Enterprise Mobility: Apple CEO Steve Jobs: From Garage Developer to Tech Titan

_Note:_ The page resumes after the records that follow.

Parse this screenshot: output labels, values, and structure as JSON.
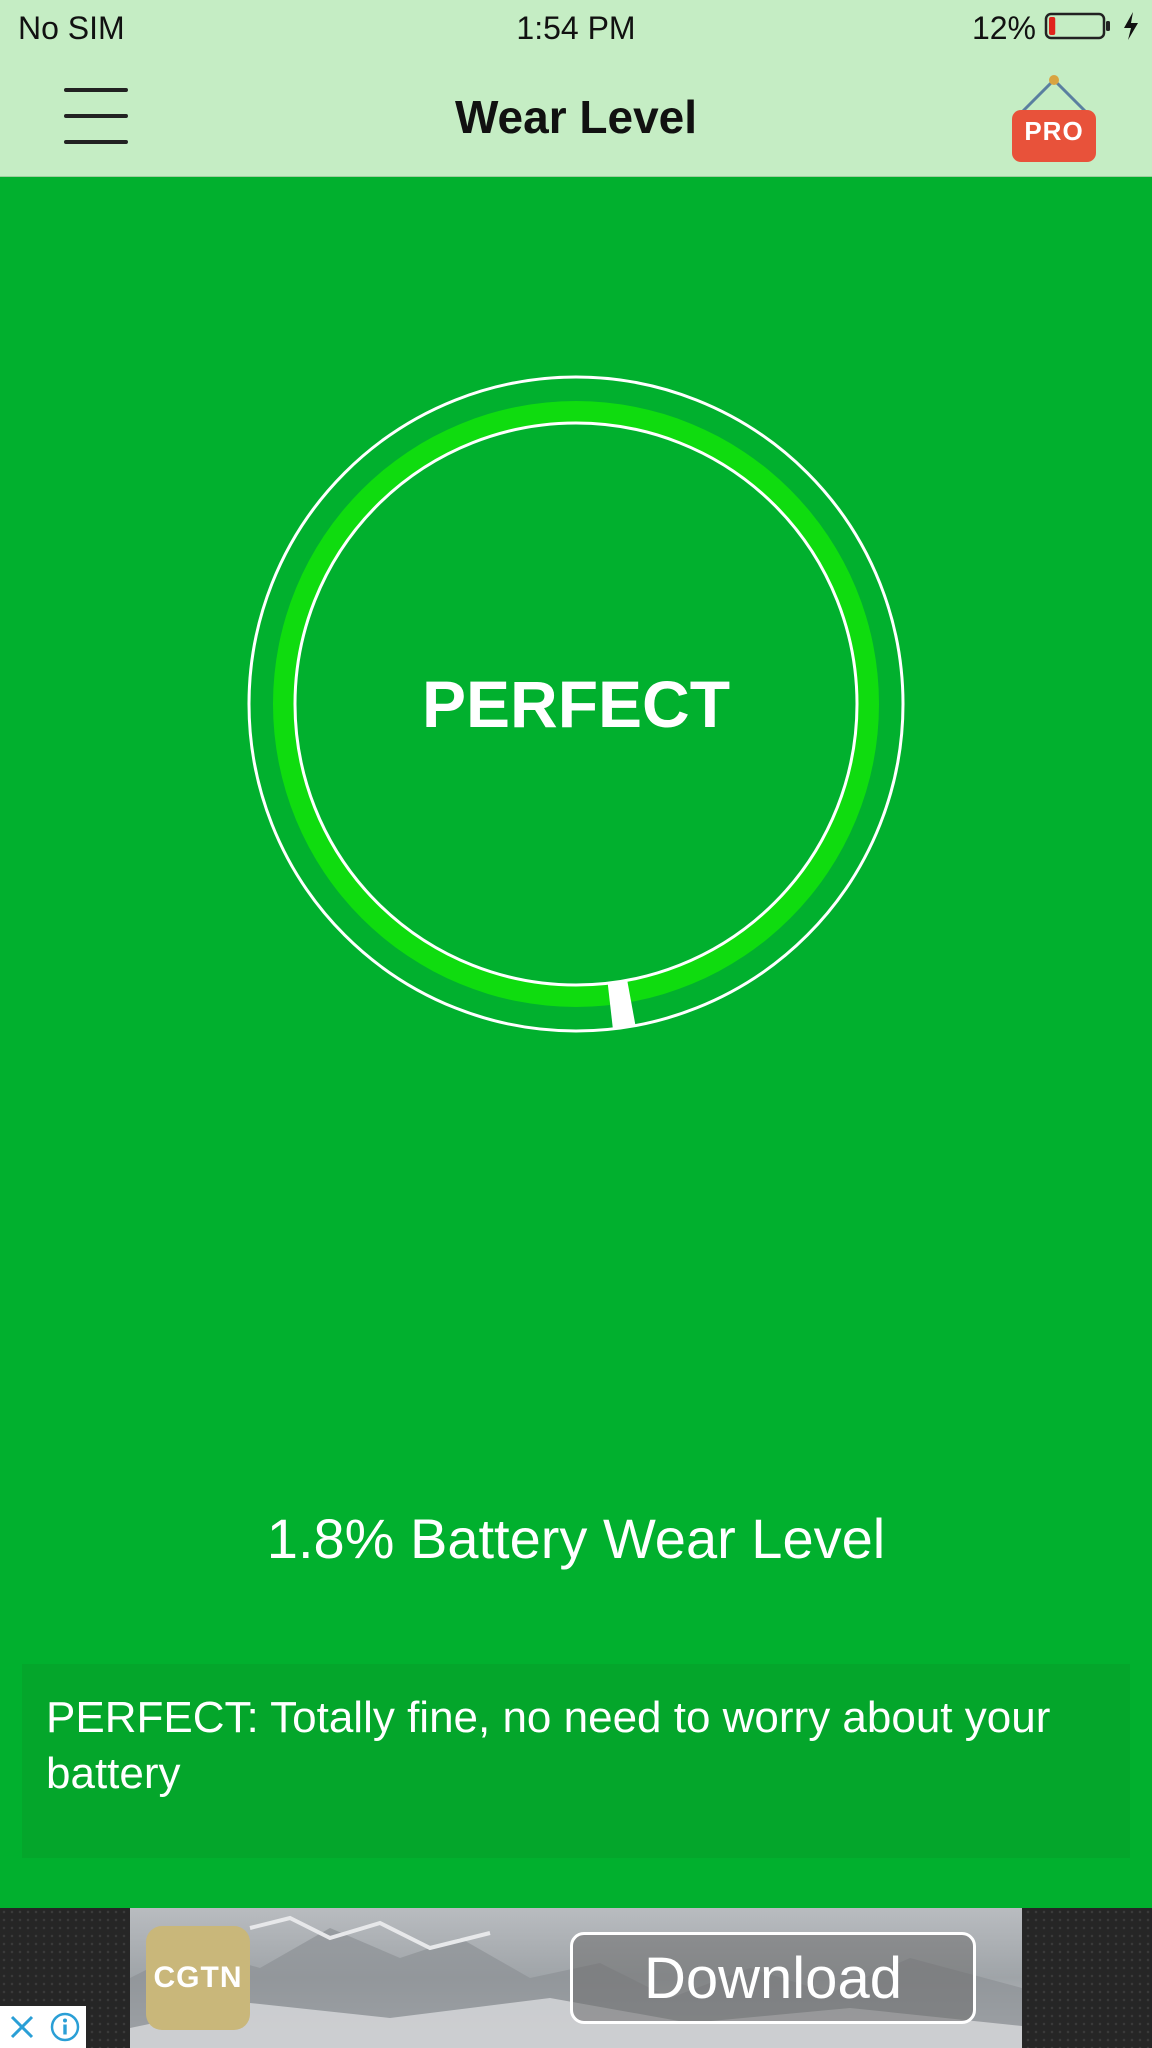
{
  "status_bar": {
    "carrier": "No SIM",
    "time": "1:54 PM",
    "battery_percent": "12%",
    "battery_level": 0.12,
    "icons": [
      "battery-icon",
      "charging-bolt-icon"
    ]
  },
  "nav": {
    "title": "Wear Level",
    "menu_icon": "hamburger-menu-icon",
    "pro_label": "PRO"
  },
  "gauge": {
    "label": "PERFECT",
    "wear_fraction": 0.018,
    "ring_color": "#0fdc0f",
    "marker_color": "#ffffff"
  },
  "wear": {
    "value": "1.8%",
    "label": "Battery Wear Level"
  },
  "info": {
    "text": "PERFECT: Totally fine, no need to worry about your battery"
  },
  "ad": {
    "brand": "CGTN",
    "cta": "Download",
    "icons": [
      "close-icon",
      "info-icon"
    ]
  },
  "colors": {
    "background": "#01b02e",
    "bars": "#c5edc4",
    "pro_badge": "#e8523a"
  }
}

Apple CEO Steve Jobs announced Aug. 24 that he is resigning his position, ending a significant chapter in what's proven one of the tech world's more remarkable careers. Jobs co-founded Apple (then known as Apple Computer) in 1977, spearheading the development of PCs (such as the Apple II) that helped popularize the machines as tools for everyday life. For that contribution alone, Jobs would have earned his place in tech history. But it was the years after his mid-1980s ouster from Apple that cemented him as a legend in the business community. During his time in the wilderness, Jobs founded NeXT, his second attempt at a major hardware and software company. While NeXT didn't succeed on the scale of his first effort, its products proved enticing enough for Apple to acquire it in 1996. By mid-1997, Jobs regained control of Apple and took radical steps to revive the company's flagging fortunes. From that point forward, he oversaw years' worth of blockbuster products: From the first iMac to the iPod, from the iPhone to the iPad, Apple gained a reputation as an innovation and design pioneer. While the Mac's market share never proved an existential threat to the legions of Windows PCs on the market, Apple has seized commanding shares of the smartphone and tablet market, positioning it as a major player in the fast-growing mobility realm. Even as Jobs' health forced him to step back from day-to-day operations at his company, Apple continued its heady expansion from boutique concern to one of the world's largest enterprises.